(Comparison of Client Satisfaction Between Those Treated for Opioid Dependence With Oral Methadone Versus Injectable Heroin) "Among long-term chronic opioid injectors participating in a randomized clinical trial prescribing injectable diacetylmorphine or hydromorphone and oral methadone, those receiving injectable medications were more satisfied with treatment. Independent of treatment group, treatment satisfaction was also an indicator of retention in treatment, as well as treatment response, including a reduction in substance use.
Heroin Assisted Treatment/Heroin Maintenance
(Comparison of Client Satisfaction Between Those Treated With Oral Methadone Versus Injectable Heroin) "The present study determined participants’ satisfaction with received treatments in the first North American RCT [Randomized Controlled Trial] to provide injectable diacetylmorphine or hydromorphone compared to oral methadone for the treatment of long-term, treatment resistant, opioiddependency.
(Effectiveness of Heroin-Assisted Treatment Compared With Methadone Maintenance) "Our results on the cost-effectiveness of diacetylmorphine are consistent with those of an economic analysis based on data from two Dutch heroin-assisted treatment trials,21 despite differences in the design of the Dutch trials and the North American Opiate Medication Initiative, and the time horizon and analytic design of the economic analyses.
(Proof of Efficacy of Heroin-Assisted Treatment) "Over the past 15 years, six RCTs [Randomized Controlled Trials] have been conducted involving more than 1,500 patients, and they provide strong evidence, both individually and collectively, in support of the efficacy of treatment with fully supervised self-administered injectable heroin, when compared with oral MMT, for long-term refractory heroin-dependent individuals.
(Safe Injection Sites and International Drug Control Treaties) "23. It might be claimed that this approach [drug injection rooms] is incompatible with the obligations to prevent the abuse of drugs, derived from article 38 of the 1961 Convention and article 20 of the 1971 Convention. It should not be forgotten, however, that the same provisions create an obligation to treat, rehabilitate and reintegrate drug addicts, whose implementation depends largely on the interpretation by the Parties of the terms in question.

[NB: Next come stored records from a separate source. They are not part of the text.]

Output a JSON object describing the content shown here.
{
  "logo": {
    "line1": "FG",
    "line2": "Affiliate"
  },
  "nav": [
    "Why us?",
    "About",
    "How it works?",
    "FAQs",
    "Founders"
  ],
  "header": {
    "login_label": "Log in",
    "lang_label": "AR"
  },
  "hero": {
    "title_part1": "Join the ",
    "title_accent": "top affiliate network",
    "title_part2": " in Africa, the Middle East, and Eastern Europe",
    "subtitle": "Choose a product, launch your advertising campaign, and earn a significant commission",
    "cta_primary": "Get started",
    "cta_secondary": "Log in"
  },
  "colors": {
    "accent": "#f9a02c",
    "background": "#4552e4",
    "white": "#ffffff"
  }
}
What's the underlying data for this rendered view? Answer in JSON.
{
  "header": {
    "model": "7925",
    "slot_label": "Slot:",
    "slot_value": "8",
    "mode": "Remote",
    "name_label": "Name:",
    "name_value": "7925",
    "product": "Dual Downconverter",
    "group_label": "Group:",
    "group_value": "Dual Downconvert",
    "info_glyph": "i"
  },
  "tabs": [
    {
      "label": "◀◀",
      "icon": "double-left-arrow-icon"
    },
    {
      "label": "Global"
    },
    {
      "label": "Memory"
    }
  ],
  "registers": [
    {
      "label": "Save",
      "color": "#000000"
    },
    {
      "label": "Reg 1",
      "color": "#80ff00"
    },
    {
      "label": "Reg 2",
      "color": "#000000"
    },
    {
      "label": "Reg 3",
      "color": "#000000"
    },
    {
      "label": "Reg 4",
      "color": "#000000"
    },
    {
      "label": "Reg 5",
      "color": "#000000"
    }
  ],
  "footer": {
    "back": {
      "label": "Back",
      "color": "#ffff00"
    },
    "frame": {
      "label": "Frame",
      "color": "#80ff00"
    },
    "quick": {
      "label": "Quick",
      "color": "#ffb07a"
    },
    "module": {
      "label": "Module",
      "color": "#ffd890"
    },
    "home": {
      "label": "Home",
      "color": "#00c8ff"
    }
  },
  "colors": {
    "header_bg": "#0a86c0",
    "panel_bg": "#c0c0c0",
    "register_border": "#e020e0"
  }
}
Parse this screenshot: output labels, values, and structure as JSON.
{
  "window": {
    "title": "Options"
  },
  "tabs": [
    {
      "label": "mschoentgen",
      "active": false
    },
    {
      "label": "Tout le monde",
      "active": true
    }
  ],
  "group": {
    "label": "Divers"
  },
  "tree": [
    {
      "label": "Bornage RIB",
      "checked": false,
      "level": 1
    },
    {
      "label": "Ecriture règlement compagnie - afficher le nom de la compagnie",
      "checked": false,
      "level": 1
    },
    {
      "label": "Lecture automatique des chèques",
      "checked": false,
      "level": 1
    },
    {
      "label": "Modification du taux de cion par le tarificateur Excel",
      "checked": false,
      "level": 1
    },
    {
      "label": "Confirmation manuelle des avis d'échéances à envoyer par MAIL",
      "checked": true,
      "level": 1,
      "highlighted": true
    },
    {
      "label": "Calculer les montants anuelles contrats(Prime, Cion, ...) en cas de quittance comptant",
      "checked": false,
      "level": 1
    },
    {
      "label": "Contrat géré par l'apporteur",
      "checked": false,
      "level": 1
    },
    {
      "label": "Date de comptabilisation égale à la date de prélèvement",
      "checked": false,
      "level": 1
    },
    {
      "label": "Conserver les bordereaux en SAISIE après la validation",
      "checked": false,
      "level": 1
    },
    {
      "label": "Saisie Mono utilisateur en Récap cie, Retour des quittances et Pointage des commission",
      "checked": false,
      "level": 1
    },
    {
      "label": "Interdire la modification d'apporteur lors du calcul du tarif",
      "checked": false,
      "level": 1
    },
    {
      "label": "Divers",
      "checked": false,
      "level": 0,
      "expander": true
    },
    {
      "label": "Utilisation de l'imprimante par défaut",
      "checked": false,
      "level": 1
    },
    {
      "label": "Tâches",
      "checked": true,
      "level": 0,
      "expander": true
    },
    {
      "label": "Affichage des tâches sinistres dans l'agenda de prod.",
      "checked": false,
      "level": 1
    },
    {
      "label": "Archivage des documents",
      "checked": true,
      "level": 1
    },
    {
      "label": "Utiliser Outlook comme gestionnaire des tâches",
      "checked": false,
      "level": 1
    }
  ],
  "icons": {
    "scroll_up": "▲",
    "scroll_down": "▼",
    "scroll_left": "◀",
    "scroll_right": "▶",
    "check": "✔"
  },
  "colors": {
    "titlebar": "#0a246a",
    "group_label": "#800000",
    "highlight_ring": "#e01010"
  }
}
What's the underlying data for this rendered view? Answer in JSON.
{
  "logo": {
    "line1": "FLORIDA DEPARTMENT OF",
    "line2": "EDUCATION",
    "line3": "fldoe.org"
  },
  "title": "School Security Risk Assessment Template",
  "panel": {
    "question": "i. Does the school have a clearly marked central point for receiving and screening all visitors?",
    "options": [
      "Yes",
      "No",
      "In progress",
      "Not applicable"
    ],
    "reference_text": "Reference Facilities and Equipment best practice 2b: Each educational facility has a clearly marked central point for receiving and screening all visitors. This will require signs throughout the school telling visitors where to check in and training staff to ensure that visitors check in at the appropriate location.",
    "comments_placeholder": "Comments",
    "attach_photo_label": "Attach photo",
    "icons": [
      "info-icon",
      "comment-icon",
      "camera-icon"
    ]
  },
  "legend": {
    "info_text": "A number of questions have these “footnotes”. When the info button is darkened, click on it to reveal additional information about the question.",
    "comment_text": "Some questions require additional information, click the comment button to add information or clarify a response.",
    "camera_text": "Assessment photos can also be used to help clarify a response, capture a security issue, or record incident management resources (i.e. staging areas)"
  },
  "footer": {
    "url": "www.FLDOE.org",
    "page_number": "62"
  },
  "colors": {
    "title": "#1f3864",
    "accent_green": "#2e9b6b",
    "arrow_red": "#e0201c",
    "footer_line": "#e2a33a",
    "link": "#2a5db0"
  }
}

(Findings from the North American Opiate Medication Initiative) "Our study had two primary findings. First, we found that most study participants were motivated for treatment, despite not accessing it in at least the past 6 months (as per trial entry criteria). This may be the result of a lack of accessible or attractive treatment options available to them.
(Effectiveness of Heroin-Assisted Treatment) "Heroin prescription represents a contentious approach to treatment. Many would question whether giving users the drug that they are addicted to constitutes 'treatment' in the normal sense of the word. As with any form of substitution therapy, there is also the question of whether users can be moved on from their drug use – perhaps the fact that users are being prescribed their drug of choice (rather than a frequently unpopular alternative) may mean that users will find it even more difficult to move on to abstinence.
(Research Ethics) "The most widely accepted document outlining ethical standards for research at the international level is the Declaration of Helsinki . There is a crucial section, paragraph 30, of the document that is pertinent to research on heroin treatment for addiction. It reads:
"'At the conclusion of the study, every patient entered into the study should be assured of access to the best proven prophylactic, diagnostic and therapeutic methods identified by the study'
(History of Heroin-Assisted Treatment) "The emerging consensus is that heroin is a treatment for a limited number of illicit-drug users who do not do well with other medicines. Historically, however, heroin was the main 'drug of choice' for treatment. In the 1920s and earlier in Britain, it was the treatment or maintenance drug for compliant middle-class addicts, those who accepted the authority of the doctor to prescribe to them.